How Half-Life2 ’s Highway 17 changes the pace. By Robert Yang
Halfway through Half-Life 2, Valve gives you a car and sends you off on a road trip. It makes sense considering the other first-person shooters released in 2004: Halo 2 and Far Cry both emphasised driving across huge levels, and even Unreal Tournament 2004 added vehicles with large landscaped arenas. Now in 2017, so many big releases are big open world games. It’s funny to think such a scripted rollercoaster of a game like Half-Life 2 was part of that design shift as well.
But Highway 17 works. The open coastline contrasts well with the previous chapter, Ravenholm. Instead of fighting zombies in alleyways, now we’re literally going on a sunny holiday to the beach! And sure, maybe it’s a beach swarming with antlions the second you hit the sand, but at least there’s plenty of parking.
Here’s a guided tour of the chapter’s second level.

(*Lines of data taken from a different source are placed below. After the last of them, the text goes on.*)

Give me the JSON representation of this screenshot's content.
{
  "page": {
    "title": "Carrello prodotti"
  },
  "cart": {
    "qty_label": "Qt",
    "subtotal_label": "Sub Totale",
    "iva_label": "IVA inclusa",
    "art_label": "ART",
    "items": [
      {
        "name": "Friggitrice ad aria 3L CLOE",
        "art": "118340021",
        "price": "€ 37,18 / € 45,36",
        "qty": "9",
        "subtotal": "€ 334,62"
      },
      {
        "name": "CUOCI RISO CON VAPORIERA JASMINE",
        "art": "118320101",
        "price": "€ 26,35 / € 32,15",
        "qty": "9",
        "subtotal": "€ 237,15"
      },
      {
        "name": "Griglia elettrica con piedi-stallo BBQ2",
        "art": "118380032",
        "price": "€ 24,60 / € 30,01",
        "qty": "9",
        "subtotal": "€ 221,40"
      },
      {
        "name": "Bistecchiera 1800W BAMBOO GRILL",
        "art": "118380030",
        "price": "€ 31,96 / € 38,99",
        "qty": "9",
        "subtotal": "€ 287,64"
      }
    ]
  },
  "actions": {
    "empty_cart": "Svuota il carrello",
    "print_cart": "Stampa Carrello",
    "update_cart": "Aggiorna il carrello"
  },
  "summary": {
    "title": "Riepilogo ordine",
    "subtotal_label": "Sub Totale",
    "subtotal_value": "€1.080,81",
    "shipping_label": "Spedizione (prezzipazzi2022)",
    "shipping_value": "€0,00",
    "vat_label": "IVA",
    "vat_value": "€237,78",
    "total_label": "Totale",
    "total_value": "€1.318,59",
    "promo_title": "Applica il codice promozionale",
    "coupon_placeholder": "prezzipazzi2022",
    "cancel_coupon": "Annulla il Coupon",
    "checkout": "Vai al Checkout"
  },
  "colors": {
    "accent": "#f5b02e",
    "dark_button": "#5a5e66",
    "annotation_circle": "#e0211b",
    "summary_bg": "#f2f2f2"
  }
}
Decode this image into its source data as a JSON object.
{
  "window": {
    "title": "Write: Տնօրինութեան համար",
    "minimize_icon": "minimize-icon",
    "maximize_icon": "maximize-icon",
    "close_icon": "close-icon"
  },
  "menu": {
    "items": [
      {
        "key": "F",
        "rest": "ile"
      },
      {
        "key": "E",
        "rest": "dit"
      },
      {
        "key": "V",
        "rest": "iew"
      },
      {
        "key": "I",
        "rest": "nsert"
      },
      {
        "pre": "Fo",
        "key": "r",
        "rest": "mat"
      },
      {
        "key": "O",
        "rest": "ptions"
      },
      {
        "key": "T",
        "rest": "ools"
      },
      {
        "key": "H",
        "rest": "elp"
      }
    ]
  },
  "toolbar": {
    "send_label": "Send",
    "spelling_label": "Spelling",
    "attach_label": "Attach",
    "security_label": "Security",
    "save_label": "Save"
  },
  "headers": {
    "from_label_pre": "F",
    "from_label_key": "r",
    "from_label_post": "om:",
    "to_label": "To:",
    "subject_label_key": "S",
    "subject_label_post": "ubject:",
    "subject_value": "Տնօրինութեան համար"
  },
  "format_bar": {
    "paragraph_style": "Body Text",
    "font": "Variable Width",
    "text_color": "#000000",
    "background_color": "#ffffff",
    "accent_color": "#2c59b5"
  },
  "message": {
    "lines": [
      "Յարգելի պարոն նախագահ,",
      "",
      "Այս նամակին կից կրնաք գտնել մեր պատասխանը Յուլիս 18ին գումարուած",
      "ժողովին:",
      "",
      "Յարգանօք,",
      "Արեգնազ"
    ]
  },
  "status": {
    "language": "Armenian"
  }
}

A collapsed pier forces you to detour to this scenic beachfront property, where you expect more zombies and headcrabs after surviving the first house. Surprise, it’s actually a Combine spying post! Well, fortunately they’re terrible at spying and they won’t notice you sneaking up behind them. Once you clear out all the soldiers, you can use their binoculars to spy on your own friends, and catch a rare G-man sighting. Maybe the Combine knows something you don’t. Valve likes mixing it up every few minutes, so this encounter is pretty different from the other houses. Instead of hiding enemies inside, there’s already some Combine soldiers battling some antlions outside. Watching stuff fight other stuff is perhaps one of the great eternal pleasures of the FPS. For bonus fun, try to ram the Combine APC into the ocean. These tall craggy antlion hills hint at a network of tunnels buried deep underground. They remain unexplained until Episode Two, when you also find out antlions drown easily in water. Good thing they nested near the beach! Notice how the highway just suddenly ends? Well, you wouldn’t be able to see that break in the game. Levels are almost always constructed like elaborate film sets – when something is out of view, it’s better to stop rendering it. It saves your PC some work, and it saves the designer time. S P Y PO S T A NT L I ON HILL B OAT H O U S E H I G HWAY